====== TASK MATERIAL

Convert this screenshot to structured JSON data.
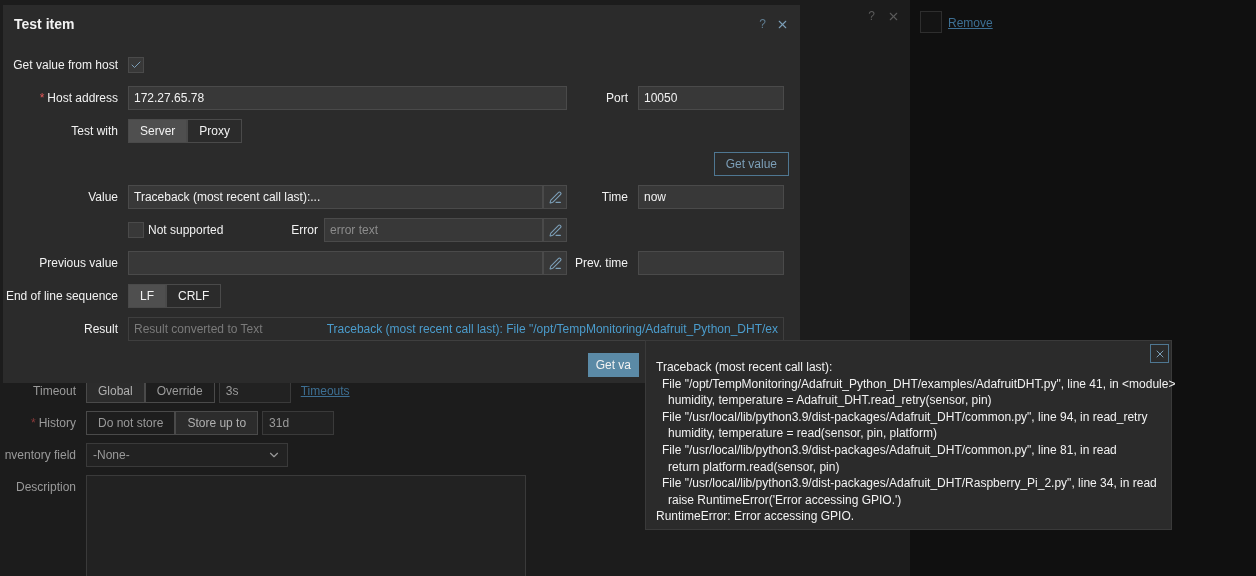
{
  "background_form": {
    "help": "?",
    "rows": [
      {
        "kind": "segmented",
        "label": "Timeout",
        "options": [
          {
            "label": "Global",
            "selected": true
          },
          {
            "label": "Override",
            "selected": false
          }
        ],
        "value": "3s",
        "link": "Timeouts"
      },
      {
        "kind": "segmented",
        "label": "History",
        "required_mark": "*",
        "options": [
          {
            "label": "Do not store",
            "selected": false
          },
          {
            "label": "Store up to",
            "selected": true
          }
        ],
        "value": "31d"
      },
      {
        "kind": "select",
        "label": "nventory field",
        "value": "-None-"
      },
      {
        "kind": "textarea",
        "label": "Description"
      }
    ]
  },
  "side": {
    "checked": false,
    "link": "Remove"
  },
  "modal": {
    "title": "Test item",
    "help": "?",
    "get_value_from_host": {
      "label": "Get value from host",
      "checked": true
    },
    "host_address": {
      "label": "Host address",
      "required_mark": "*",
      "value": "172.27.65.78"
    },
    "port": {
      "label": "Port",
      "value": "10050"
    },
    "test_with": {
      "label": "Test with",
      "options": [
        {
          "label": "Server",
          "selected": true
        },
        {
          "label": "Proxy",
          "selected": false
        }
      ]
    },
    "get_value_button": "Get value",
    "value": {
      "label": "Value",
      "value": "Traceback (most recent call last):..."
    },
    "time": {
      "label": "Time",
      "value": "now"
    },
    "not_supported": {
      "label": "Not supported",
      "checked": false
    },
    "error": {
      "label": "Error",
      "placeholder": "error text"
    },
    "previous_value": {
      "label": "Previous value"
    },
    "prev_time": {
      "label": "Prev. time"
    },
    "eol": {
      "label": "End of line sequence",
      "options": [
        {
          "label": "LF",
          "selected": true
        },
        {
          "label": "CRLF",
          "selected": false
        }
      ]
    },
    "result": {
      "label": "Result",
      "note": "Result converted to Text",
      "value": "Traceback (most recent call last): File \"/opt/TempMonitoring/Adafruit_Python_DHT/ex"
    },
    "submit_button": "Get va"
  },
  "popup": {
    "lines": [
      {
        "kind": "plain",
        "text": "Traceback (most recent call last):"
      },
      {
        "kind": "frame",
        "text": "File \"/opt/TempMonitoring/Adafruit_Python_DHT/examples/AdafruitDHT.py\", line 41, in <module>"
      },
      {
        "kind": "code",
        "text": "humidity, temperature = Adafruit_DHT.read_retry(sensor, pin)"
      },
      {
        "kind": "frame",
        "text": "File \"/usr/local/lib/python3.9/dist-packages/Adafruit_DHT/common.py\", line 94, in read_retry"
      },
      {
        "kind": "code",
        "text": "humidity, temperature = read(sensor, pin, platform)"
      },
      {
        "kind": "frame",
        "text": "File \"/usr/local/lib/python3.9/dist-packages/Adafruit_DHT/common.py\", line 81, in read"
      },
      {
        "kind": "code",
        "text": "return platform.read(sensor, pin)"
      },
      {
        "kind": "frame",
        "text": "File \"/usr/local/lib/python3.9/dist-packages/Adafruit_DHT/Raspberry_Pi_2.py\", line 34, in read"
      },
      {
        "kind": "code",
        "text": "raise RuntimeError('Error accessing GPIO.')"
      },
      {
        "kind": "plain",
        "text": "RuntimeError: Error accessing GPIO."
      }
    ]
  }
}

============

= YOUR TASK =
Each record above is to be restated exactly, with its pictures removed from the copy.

= EXERCISE ANSWER =
Convert this screenshot to structured JSON data.
{
  "background_form": {
    "help": "?",
    "rows": [
      {
        "kind": "segmented",
        "label": "Timeout",
        "options": [
          {
            "label": "Global",
            "selected": true
          },
          {
            "label": "Override",
            "selected": false
          }
        ],
        "value": "3s",
        "link": "Timeouts"
      },
      {
        "kind": "segmented",
        "label": "History",
        "required_mark": "*",
        "options": [
          {
            "label": "Do not store",
            "selected": false
          },
          {
            "label": "Store up to",
            "selected": true
          }
        ],
        "value": "31d"
      },
      {
        "kind": "select",
        "label": "nventory field",
        "value": "-None-"
      },
      {
        "kind": "textarea",
        "label": "Description"
      }
    ]
  },
  "side": {
    "checked": false,
    "link": "Remove"
  },
  "modal": {
    "title": "Test item",
    "help": "?",
    "get_value_from_host": {
      "label": "Get value from host",
      "checked": true
    },
    "host_address": {
      "label": "Host address",
      "required_mark": "*",
      "value": "172.27.65.78"
    },
    "port": {
      "label": "Port",
      "value": "10050"
    },
    "test_with": {
      "label": "Test with",
      "options": [
        {
          "label": "Server",
          "selected": true
        },
        {
          "label": "Proxy",
          "selected": false
        }
      ]
    },
    "get_value_button": "Get value",
    "value": {
      "label": "Value",
      "value": "Traceback (most recent call last):..."
    },
    "time": {
      "label": "Time",
      "value": "now"
    },
    "not_supported": {
      "label": "Not supported",
      "checked": false
    },
    "error": {
      "label": "Error",
      "placeholder": "error text"
    },
    "previous_value": {
      "label": "Previous value"
    },
    "prev_time": {
      "label": "Prev. time"
    },
    "eol": {
      "label": "End of line sequence",
      "options": [
        {
          "label": "LF",
          "selected": true
        },
        {
          "label": "CRLF",
          "selected": false
        }
      ]
    },
    "result": {
      "label": "Result",
      "note": "Result converted to Text",
      "value": "Traceback (most recent call last): File \"/opt/TempMonitoring/Adafruit_Python_DHT/ex"
    },
    "submit_button": "Get va"
  },
  "popup": {
    "lines": [
      {
        "kind": "plain",
        "text": "Traceback (most recent call last):"
      },
      {
        "kind": "frame",
        "text": "File \"/opt/TempMonitoring/Adafruit_Python_DHT/examples/AdafruitDHT.py\", line 41, in <module>"
      },
      {
        "kind": "code",
        "text": "humidity, temperature = Adafruit_DHT.read_retry(sensor, pin)"
      },
      {
        "kind": "frame",
        "text": "File \"/usr/local/lib/python3.9/dist-packages/Adafruit_DHT/common.py\", line 94, in read_retry"
      },
      {
        "kind": "code",
        "text": "humidity, temperature = read(sensor, pin, platform)"
      },
      {
        "kind": "frame",
        "text": "File \"/usr/local/lib/python3.9/dist-packages/Adafruit_DHT/common.py\", line 81, in read"
      },
      {
        "kind": "code",
        "text": "return platform.read(sensor, pin)"
      },
      {
        "kind": "frame",
        "text": "File \"/usr/local/lib/python3.9/dist-packages/Adafruit_DHT/Raspberry_Pi_2.py\", line 34, in read"
      },
      {
        "kind": "code",
        "text": "raise RuntimeError('Error accessing GPIO.')"
      },
      {
        "kind": "plain",
        "text": "RuntimeError: Error accessing GPIO."
      }
    ]
  }
}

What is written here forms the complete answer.